The law dictates that presidential elections occur on the first Tuesday after the first Monday in November  (this means no federal election will ever happen on November 1st, for some reason).  The presidential election of 1800 determined that John Adams, the incumbent, would not serve a second term, since he placed third in the election.  There was a problem, though.  In the early republic, the person with the most votes became president, and the person with the second-highest would become vice president.  The system was improved after the debacle of 1800, when Thomas Jefferson and Aaron Burr tied for first (although Burr was "supposed to" be the vice presidential candidate).  The vote went to the House of Representatives for resolution.  It was on this day in 1801 when Alexander Hamilton's behind-the-scenes negotiations compelled Jefferson into the presidency.  Hamilton believed Burr was the worse man for the job and convinced people to change their votes in favor of Jefferson.  Within three years, Hamilton's anti-Burr campaigns would compel the two men into a disastrous duel.  Soon after that, Jefferson accused Burr of treason against the United States, a crime punishable by death....

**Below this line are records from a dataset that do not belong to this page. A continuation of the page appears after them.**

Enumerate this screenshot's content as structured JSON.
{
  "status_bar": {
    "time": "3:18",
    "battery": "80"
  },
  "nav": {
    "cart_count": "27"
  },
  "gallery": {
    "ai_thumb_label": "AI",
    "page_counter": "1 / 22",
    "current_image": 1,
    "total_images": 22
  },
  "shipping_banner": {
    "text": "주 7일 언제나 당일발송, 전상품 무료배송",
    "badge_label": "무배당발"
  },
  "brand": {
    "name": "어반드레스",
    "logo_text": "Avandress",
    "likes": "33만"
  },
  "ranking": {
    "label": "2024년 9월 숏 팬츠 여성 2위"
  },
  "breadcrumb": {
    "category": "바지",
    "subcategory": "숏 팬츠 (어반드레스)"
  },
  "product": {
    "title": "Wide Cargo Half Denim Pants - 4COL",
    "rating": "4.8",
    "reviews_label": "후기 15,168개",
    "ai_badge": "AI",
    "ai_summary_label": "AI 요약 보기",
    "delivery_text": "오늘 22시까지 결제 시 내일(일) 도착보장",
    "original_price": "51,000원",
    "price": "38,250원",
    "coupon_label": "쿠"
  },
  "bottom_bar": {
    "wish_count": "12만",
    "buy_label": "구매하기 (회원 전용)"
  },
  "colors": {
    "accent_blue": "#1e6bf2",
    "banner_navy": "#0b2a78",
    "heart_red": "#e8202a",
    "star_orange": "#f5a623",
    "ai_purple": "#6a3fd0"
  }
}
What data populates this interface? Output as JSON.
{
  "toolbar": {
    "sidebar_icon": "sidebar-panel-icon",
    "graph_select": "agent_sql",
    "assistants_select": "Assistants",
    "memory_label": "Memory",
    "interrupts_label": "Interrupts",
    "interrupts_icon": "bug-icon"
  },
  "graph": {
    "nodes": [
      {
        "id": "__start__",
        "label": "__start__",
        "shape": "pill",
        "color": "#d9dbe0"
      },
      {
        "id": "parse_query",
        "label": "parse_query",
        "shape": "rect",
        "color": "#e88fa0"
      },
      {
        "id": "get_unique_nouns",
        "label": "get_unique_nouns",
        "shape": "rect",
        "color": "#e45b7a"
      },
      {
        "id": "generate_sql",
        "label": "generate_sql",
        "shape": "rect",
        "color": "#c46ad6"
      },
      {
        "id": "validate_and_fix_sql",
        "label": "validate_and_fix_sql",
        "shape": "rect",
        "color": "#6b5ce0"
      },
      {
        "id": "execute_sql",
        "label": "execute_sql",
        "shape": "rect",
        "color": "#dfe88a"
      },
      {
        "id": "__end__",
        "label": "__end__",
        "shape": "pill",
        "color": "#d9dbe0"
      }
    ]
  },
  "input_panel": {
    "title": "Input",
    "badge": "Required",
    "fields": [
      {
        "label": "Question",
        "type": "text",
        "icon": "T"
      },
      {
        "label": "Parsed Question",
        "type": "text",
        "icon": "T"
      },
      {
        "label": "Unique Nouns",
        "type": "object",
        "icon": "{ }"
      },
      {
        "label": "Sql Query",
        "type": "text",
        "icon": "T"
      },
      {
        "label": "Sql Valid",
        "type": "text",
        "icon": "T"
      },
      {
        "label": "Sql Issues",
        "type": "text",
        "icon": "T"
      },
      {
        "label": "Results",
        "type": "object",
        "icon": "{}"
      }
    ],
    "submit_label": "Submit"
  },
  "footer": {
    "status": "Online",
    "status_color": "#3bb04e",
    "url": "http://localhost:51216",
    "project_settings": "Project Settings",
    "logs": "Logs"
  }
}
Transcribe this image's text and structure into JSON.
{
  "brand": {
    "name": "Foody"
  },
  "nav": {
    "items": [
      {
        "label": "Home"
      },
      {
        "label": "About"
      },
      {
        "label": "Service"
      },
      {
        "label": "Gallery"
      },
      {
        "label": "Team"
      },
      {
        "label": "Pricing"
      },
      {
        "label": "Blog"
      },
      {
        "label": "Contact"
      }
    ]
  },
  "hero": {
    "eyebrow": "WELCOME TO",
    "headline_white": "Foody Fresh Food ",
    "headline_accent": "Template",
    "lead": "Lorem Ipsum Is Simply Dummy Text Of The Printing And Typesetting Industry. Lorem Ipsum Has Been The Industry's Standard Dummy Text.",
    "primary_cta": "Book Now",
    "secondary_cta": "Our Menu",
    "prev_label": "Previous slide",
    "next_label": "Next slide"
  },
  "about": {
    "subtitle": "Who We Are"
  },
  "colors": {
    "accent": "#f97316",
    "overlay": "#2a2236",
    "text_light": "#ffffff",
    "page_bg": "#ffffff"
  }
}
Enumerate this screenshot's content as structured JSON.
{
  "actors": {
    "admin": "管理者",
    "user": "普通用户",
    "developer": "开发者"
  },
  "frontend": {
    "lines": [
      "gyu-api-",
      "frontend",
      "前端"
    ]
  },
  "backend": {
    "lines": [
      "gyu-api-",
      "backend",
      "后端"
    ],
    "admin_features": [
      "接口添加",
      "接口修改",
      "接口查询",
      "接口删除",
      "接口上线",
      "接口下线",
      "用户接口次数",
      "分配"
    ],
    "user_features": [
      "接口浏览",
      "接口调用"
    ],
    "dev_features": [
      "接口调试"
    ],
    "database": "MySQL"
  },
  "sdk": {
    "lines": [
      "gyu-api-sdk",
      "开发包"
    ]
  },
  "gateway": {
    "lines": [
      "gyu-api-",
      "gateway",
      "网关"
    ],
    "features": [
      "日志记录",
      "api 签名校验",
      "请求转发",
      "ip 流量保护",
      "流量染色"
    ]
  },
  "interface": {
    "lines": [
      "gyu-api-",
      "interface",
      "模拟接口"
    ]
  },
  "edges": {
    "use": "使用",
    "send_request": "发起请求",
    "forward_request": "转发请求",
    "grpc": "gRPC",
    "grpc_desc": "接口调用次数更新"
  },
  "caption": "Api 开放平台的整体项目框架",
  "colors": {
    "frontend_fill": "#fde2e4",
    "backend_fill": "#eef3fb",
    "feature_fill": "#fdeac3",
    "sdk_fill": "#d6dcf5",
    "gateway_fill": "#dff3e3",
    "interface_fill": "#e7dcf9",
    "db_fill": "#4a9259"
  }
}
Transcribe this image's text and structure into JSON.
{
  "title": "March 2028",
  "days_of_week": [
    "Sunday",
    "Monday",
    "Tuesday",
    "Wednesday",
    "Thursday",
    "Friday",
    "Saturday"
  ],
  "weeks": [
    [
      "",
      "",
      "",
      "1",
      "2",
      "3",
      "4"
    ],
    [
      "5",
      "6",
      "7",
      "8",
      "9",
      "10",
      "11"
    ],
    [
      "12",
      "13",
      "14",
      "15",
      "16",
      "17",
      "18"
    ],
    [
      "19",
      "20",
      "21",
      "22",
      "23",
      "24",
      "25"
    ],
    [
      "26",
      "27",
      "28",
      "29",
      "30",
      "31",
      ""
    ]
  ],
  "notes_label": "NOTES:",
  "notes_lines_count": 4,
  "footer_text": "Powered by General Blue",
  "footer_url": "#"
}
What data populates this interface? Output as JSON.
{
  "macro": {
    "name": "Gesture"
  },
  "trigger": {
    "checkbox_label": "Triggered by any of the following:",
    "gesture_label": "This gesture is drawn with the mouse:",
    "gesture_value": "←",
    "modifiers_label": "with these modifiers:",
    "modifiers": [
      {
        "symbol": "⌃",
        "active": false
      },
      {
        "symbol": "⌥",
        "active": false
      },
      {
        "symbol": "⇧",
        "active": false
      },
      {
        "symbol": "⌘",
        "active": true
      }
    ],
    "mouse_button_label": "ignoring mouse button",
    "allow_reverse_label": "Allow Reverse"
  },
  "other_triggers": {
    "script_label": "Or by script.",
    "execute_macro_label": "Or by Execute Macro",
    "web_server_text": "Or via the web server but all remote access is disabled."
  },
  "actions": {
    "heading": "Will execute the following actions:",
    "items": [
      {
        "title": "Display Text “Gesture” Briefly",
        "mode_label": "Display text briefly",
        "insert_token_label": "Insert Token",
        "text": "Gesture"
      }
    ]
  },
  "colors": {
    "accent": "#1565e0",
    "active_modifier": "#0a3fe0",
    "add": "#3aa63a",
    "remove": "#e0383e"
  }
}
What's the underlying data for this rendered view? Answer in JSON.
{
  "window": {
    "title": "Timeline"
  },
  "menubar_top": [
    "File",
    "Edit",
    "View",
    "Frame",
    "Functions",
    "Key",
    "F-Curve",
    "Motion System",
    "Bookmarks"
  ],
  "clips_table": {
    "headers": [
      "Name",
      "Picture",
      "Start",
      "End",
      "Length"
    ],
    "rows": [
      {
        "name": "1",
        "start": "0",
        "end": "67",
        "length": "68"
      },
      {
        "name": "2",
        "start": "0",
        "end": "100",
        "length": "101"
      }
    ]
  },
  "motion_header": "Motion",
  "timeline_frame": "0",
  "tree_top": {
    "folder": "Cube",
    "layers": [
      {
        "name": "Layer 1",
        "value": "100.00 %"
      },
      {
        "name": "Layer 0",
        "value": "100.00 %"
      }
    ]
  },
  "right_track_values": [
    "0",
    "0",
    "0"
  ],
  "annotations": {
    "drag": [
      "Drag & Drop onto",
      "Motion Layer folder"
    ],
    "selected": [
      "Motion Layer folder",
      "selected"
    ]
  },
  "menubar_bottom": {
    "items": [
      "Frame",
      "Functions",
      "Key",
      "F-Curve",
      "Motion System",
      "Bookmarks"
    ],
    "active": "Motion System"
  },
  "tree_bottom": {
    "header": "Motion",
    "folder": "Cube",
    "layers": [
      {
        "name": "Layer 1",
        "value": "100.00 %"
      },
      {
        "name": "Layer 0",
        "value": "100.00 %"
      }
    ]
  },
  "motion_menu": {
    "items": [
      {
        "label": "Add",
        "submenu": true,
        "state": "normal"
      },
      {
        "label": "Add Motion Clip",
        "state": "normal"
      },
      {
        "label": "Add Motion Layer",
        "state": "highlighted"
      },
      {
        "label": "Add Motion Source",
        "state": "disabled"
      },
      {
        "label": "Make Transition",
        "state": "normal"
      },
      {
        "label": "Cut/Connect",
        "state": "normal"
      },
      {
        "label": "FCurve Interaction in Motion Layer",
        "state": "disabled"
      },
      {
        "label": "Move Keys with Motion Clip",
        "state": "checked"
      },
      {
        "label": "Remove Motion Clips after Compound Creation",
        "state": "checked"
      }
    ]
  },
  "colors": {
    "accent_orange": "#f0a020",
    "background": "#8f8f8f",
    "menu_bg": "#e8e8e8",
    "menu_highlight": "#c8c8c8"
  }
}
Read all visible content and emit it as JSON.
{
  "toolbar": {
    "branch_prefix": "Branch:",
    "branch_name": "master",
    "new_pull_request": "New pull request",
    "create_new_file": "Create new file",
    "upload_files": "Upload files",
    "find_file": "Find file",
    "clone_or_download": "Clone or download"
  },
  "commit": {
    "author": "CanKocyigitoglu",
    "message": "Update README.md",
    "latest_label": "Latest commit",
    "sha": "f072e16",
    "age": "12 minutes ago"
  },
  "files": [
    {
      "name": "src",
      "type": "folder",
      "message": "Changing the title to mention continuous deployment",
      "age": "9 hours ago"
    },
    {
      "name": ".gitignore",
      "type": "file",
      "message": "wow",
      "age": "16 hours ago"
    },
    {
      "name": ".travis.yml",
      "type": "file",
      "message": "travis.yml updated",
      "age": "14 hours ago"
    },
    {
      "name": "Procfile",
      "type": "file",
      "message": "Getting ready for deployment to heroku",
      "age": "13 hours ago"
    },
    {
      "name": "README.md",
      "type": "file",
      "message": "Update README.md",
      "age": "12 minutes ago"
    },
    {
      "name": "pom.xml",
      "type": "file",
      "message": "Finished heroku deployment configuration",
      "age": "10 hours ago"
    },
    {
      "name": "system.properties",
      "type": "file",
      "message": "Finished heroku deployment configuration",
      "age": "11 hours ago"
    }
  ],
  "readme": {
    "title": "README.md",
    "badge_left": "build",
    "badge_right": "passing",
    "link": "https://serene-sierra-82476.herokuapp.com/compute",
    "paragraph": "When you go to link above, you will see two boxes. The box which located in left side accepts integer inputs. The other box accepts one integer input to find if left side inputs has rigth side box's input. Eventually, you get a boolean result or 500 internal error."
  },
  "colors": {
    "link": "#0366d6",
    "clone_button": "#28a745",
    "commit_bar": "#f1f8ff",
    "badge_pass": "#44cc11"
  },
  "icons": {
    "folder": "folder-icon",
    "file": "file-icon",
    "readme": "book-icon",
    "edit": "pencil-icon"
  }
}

For decades, the Ford Model-T had the record for being the best-selling car in the United States. On this date in 1972, that changed, when numbers for the Volkswagen Beetle surpassed those of the car that put Americans behind the wheel.  The VW was affordable and practical, much like the Model-T had been in the nineteen-teens.  A poll in 1999 designated the Beetle one of the four most important cars of the 20th century, alongside the Model-T, the Mini, and the Citroen DS.


On this day in 1843, Aaron Montgomery Ward was born in Chatham, New Jersey to a large lower-middle class family. They moved to Michigan when he was nine.  Hugely ambitious, the young man did any kind of work he could find until he struck upon the notion of creating a mail order company to cut out the middle man and bring products directly from the manufacturer, through his catalog, to his customers.  It worked, and by 1880 his catalog company was in business.  (Sears' famous catalog would come around sixteen years after Ward started his.)  The catalog is considered by some to be one of the most-influential books ever printed in the United States, although the last department store chain it inspired closed its doors in 2001.


The rule of my life is to make business a pleasure, and pleasure my business. - Aaron Burr

Answer - d)  Nuremberg - The Nuremberg Trials placed suspected Nazi war criminals on trial to account for crimes executed during World War II.